Connecting for Life During a Time When Connection Seems Impossible

February 2021

By Lilly Thygeson, Student Activist


For the Class of 2020, college decision day, final spring sports seasons, the senior prom, in-person graduation, the wild graduation parties to follow, and unforgettable memories, all slipped through our fingers and never came to fruition. Spring semester for high school seniors is supposed to be one of the most memorable periods of life. It is romanticized by coming-of-age movies, reminisced upon by older family members, and supposedly represents a closure of one’s childhood and transition into adulthood. Before we knew it, we were thrown into college, the working world, or whatever path we chose for after graduation, and expected to navigate our newfound independence and adulthood, virtually. Despite the challenges that lockdowns, quarantines, and a new reality pose, I do believe that there are still ways that we can connect and take care of our social health!

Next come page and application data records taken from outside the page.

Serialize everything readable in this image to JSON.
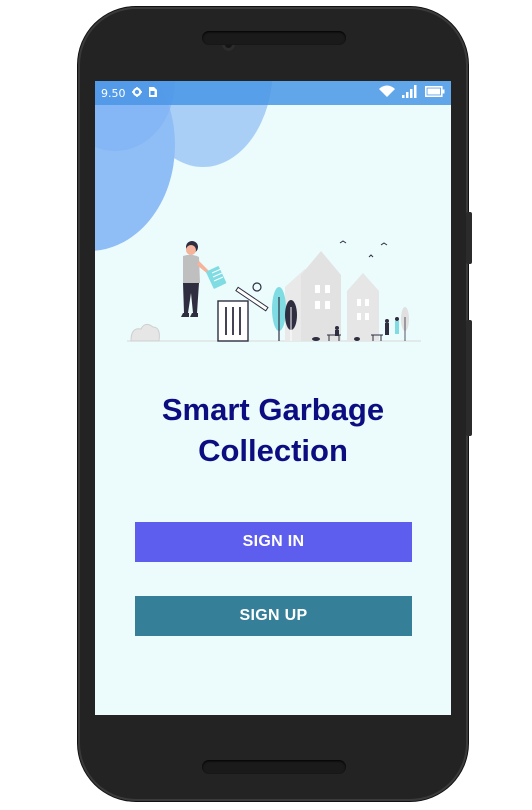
{
  "status_bar": {
    "time": "9.50",
    "icons": [
      "settings-icon",
      "sim-card-icon",
      "wifi-icon",
      "cellular-signal-icon",
      "battery-icon"
    ]
  },
  "app": {
    "title_line1": "Smart Garbage",
    "title_line2": "Collection"
  },
  "buttons": {
    "sign_in": "SIGN IN",
    "sign_up": "SIGN UP"
  },
  "colors": {
    "screen_background": "#ecfbfc",
    "title": "#0d0d82",
    "sign_in_button": "#5e5eee",
    "sign_up_button": "#367f98",
    "status_bar": "#4a96e6"
  }
}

For two years of high school, I was president of WEforum’s Connect for Life Campaign, the WiseUp Teen Advocacy Group. Our mission is to empower the younger generation to connect with people in the community and beyond face-to-face, rather than through social media, or other technology platforms.We also candidly present the negative side effects that social media can have on physical and mental health, particularly for today’s youth. I feel lucky to have grown up without the influence of social media or advanced cell phones! The days of calling your best friend on the landline, of course having her home phone number memorized, and planning to meet up are over. Without access to smartphones, we were able to enjoy the company of our friends, face-to-face, much more often. But today, phones are often the first thing we wake up to, and the last thing we look at before going to bed. We carry them with us EVERYwhere. Most of my friends check their phones and social media before interacting with their family, eating breakfast, brushing their teeth, or even getting out of bed in the morning. We have all felt that sense of panic when we can’t find our phone because it has essentially become an extension of our being.

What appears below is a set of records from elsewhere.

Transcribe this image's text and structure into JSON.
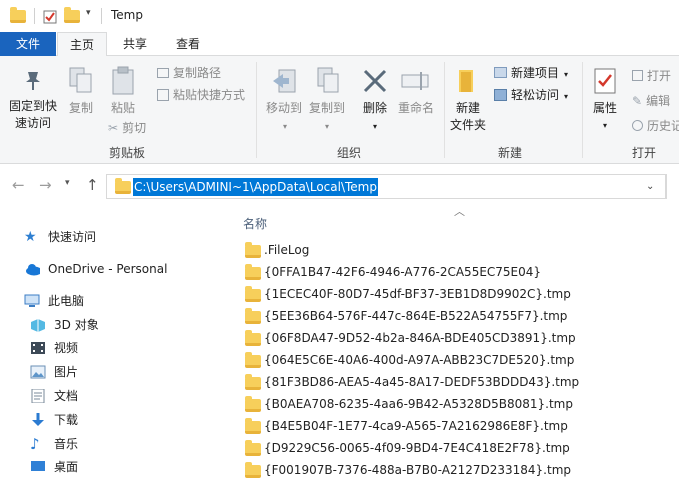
{
  "window": {
    "title": "Temp"
  },
  "tabs": [
    {
      "label": "文件"
    },
    {
      "label": "主页"
    },
    {
      "label": "共享"
    },
    {
      "label": "查看"
    }
  ],
  "ribbon": {
    "clipboard": {
      "pin_label_1": "固定到快",
      "pin_label_2": "速访问",
      "copy_label": "复制",
      "paste_label": "粘贴",
      "copy_path": "复制路径",
      "paste_shortcut": "粘贴快捷方式",
      "cut": "剪切",
      "group_label": "剪贴板"
    },
    "organize": {
      "move_to": "移动到",
      "copy_to": "复制到",
      "delete": "删除",
      "rename": "重命名",
      "group_label": "组织"
    },
    "new": {
      "new_folder_1": "新建",
      "new_folder_2": "文件夹",
      "new_item": "新建项目",
      "easy_access": "轻松访问",
      "group_label": "新建"
    },
    "open": {
      "properties": "属性",
      "open": "打开",
      "edit": "编辑",
      "history": "历史记",
      "group_label": "打开"
    }
  },
  "address": {
    "path": "C:\\Users\\ADMINI~1\\AppData\\Local\\Temp"
  },
  "sidebar": {
    "quick_access": "快速访问",
    "onedrive": "OneDrive - Personal",
    "this_pc": "此电脑",
    "items": [
      {
        "label": "3D 对象",
        "icon": "3d-objects-icon"
      },
      {
        "label": "视频",
        "icon": "video-icon"
      },
      {
        "label": "图片",
        "icon": "pictures-icon"
      },
      {
        "label": "文档",
        "icon": "documents-icon"
      },
      {
        "label": "下载",
        "icon": "downloads-icon"
      },
      {
        "label": "音乐",
        "icon": "music-icon"
      },
      {
        "label": "桌面",
        "icon": "desktop-icon"
      }
    ]
  },
  "list": {
    "column_name": "名称",
    "files": [
      ".FileLog",
      "{0FFA1B47-42F6-4946-A776-2CA55EC75E04}",
      "{1ECEC40F-80D7-45df-BF37-3EB1D8D9902C}.tmp",
      "{5EE36B64-576F-447c-864E-B522A54755F7}.tmp",
      "{06F8DA47-9D52-4b2a-846A-BDE405CD3891}.tmp",
      "{064E5C6E-40A6-400d-A97A-ABB23C7DE520}.tmp",
      "{81F3BD86-AEA5-4a45-8A17-DEDF53BDDD43}.tmp",
      "{B0AEA708-6235-4aa6-9B42-A5328D5B8081}.tmp",
      "{B4E5B04F-1E77-4ca9-A565-7A2162986E8F}.tmp",
      "{D9229C56-0065-4f09-9BD4-7E4C418E2F78}.tmp",
      "{F001907B-7376-488a-B7B0-A2127D233184}.tmp"
    ]
  },
  "colors": {
    "accent": "#1a64be",
    "selection": "#0078d7",
    "folder": "#f7cf5b"
  }
}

The expression, “you don’t realize what you have until it’s gone,” is so pertinent to our human interactions before and during the pandemic. We lost a sense of normalcy and those glorified last few months of senior year. I lost the lacrosse season that I had been looking forward to for ages. Perhaps most importantly, we lost the ability to connect with each other. Within a matter of weeks, the WiseUp TAG went from engaging with huge crowds at school-wide assemblies, preaching the benefits of connecting face-to-face, to not even being able to leave the house.Once I could barely see my friends and family in person, technology and social media became the only way to connect, but scrolling through Instagram didn’t feel as exciting, and I longed to be physically around others again. I learned that I had even taken face-to-face learning for granted.

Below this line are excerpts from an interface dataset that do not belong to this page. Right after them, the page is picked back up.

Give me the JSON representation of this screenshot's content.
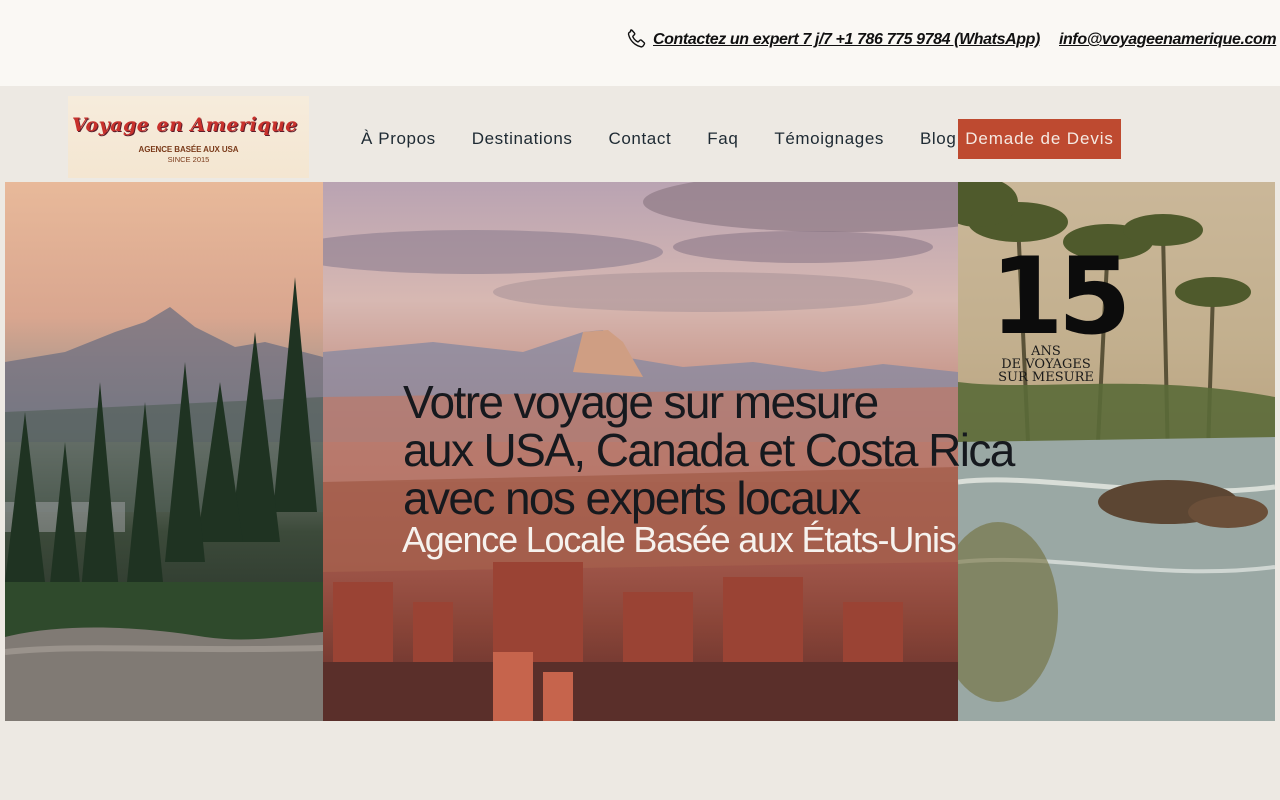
{
  "topbar": {
    "phone_icon": "phone-icon",
    "contact_text": "Contactez un expert 7 j/7 +1 786 775 9784 (WhatsApp)",
    "email": "info@voyageenamerique.com"
  },
  "logo": {
    "title": "Voyage en Amerique",
    "subtitle": "AGENCE BASÉE AUX USA",
    "since": "SINCE 2015"
  },
  "nav": {
    "items": [
      {
        "label": "À Propos"
      },
      {
        "label": "Destinations"
      },
      {
        "label": "Contact"
      },
      {
        "label": "Faq"
      },
      {
        "label": "Témoignages"
      },
      {
        "label": "Blog"
      }
    ],
    "cta_label": "Demade de Devis"
  },
  "hero": {
    "title_lines": [
      "Votre voyage sur mesure",
      "aux USA, Canada et Costa Rica",
      "avec nos experts locaux"
    ],
    "subtitle": "Agence Locale Basée aux États-Unis",
    "badge": {
      "number": "15",
      "lines": [
        "ANS",
        "DE VOYAGES",
        "SUR MESURE"
      ]
    }
  },
  "colors": {
    "background": "#ede9e3",
    "topbar_bg": "#faf8f4",
    "cta_bg": "#be4a30",
    "nav_text": "#1e2a33"
  }
}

This pandemic has challenged me in more ways than one, and I have felt an incredible amount of loss in the past year, but even at my lowest, I realized that I had to dig deep and practice what I preached to thousands of middle schoolers over the past few years. I had to advocate for my own health and take care of myself. This is what this entire experience has taught me so far:

  • Do not feel guilty for feeling down or anxious! You are entitled to your feelings, without guilt. I didn’t think that I deserved to feel this broken, especially when my family, my friends and I were all physically healthy and safe and had not contracted the virus. I felt lucky in comparison to all the other families that were physically devastated by the effects of the virus. Just because others are suffering in different ways, it does not mean your sadness is not valid.
  • Be an advocate for your own health. Even at my lowest, I realized that I had to dig deep and practice what I had preached to thousands of middle schoolers over the past few years, during the Connect for Life campaign. I needed to be an advocate for my own health and take care of myself. That means making your wellbeing your top priority.
  • Take a break from social media and fill your freed-up time with new stress-relieving hobbies. Social media certainly was not helping my mindset and wellbeing in any way, shape, or form, so I decided to take a break from it. I will not lie, it was hard to step away from something that I spent so much time on every day, but I filled the freed-up time in my day with new hobbies. I tried paint by numbers, healthy cooking, and other “quarantine trends”, but ultimately felt best when I was doing yoga. Yoga has been an amazing outlet for me and has great benefits for both my physical and mental health.
  • REACH OUT! There are people that want to be there for you.I gained so much awareness about mental health in high school, partially because of the amazing health curriculum at Red Bank Regional. Because of this, I never hesitated to tell my parents, friends, and family how I was feeling. They were 100% supportive and really helped me through a dark time. Most four-year colleges and high schools have free, confidential (and sometimes underutilized) counselling services.
  • It is okay to deviate from the “normal” path. This one was so tough for me. I have always followed the “normal” path, and four-year college was on that path. Mental health struggles were the first thing that really knocked me off this path. I ended up coming home from college to be around my established support system, and I did the rest of the fall semester from home. For the spring semester, I decided that it was in the best interest of my health and wellbeing to take time off from my four-year college and enroll in a few courses at the local community college. I am on the “long route” right now, and it might take me a little longer to find my way back to the “normal track.” While I am home, I decided to do a 200-hour yoga teacher training. I am finding happiness and connection in ways I never thought possible, all because I chose an alternate path in order to remain an advocate for my own health.